(To see previous questions, visit our archive)
This is a simple question posed, for a very important reason. The reason we pose it is because so many spouses are in the position of going to church without their spouse. They don’t want to, but it’s either a matter of going alone, or not going at all. So we’re asking you, if you go to church without your spouse, what helps you? What has God, and others spoken to you that helps?
Concerning this question, Dr Ralph F. Wilson wrote:
“A sense of responsibility for her children’s faith is what motivated Dyann. “One Sunday morning I realized that my six-year- old had never been to church or Sunday school,” she said. “I know I can’t give her my faith, but I am responsible to help her learn about Jesus so she’ll be able to develop her own faith as she grows. To rob her of a knowledge of God would be even worse than robbing her of the ability to learn to read.” Dyann and her daughter, Lisa, have been attending church ever since. (From the Joyfulheart.com article, “Should Wives Go To Church Without Their Husbands?”)
This is something to prayerfully consider.
Also, Before Answering Our Question:
Here’s a piece of advice written by Desiree S. Coleman, that you may find helpful:
“In being true to yourself, explain to your spouse why your faith is important to you. Likewise, express your desire for a united family. And communicate how you would love to have a shared commitment to faith. And then, as cliche as it sounds, you will have to let go and let God do the work. Realize that the spiritual walk involves spiritual things. In other words, at a certain point, there is only so much that you can do and say. At that point, you will have to activate your faith and believe God to draw your spouse unto Him. And don’t lose hope when it seems like nothing is happening. Because when you’ve exhausted all your options and handed it to God, that’s when you realize He has been at work all along. (From the Blackandmarriedwithkids.com article, “5 Things To Do If Your Spouse Won’t Come To Church”)
The following is some advice that Lynn Donovan gives from her own personal experience:
“Here are some lessons I’ve learned through sitting alone in church. One, I’m not the only one. My spiritual mismatched allowed me to see many others who don’t fit in. My heart is drawn to those who are alone, even those who feel alone but ARE sitting with a spouse. And my friends, churches are filled with these kinds of people who pretend their marriage is perfect. It’s simply not true. Every marriage, including your pastor’s will struggle, even greatly struggle at some point. It’s just different from yours.
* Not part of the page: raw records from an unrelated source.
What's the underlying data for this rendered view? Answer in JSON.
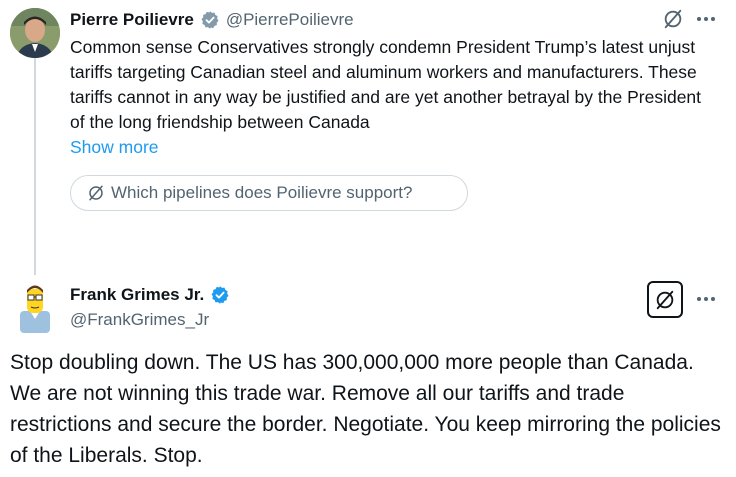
{
  "parent_tweet": {
    "author_name": "Pierre Poilievre",
    "author_handle": "@PierrePoilievre",
    "text": "Common sense Conservatives strongly condemn President Trump’s latest unjust tariffs targeting Canadian steel and aluminum workers and manufacturers. These tariffs cannot in any way be justified and are yet another betrayal by the President of the long friendship between Canada",
    "show_more": "Show more",
    "grok_prompt": "Which pipelines does Poilievre support?"
  },
  "reply_tweet": {
    "author_name": "Frank Grimes Jr.",
    "author_handle": "@FrankGrimes_Jr",
    "text": "Stop doubling down. The US has 300,000,000 more people than Canada. We are not winning this trade war. Remove all our tariffs and trade restrictions and secure the border. Negotiate. You keep mirroring the policies of the Liberals. Stop."
  },
  "colors": {
    "verified_gray": "#829aab",
    "verified_blue": "#1d9bf0",
    "link": "#1d9bf0",
    "secondary_text": "#536471",
    "border": "#cfd9de"
  },
  "icons": [
    "verified-badge-icon",
    "grok-icon",
    "more-icon"
  ]
}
“Allow yourself to set aside your loneliness and pain and truly look around you. It’s likely your training here at SUM and through the Word will allow you to speak love and truth into some other misfit who is sitting in the sanctuary. And that my friends, is exactly what delights the heart of God. BTW: Ultimately we will discover we are all misfits and that is exactly what God intends!!! (From the Spirituallyunequallyyokedmarriage.com article, “Going to Church Alone”)
Additionally, here is a link to an article that will lead you to even more advice that you may find to be helpful. We encourage you to read:
Now, once again, the question we’re posing. We hope you can give some insights to help others as you answer it:
If you go to church without your spouse, how do you deal with unmet expectations?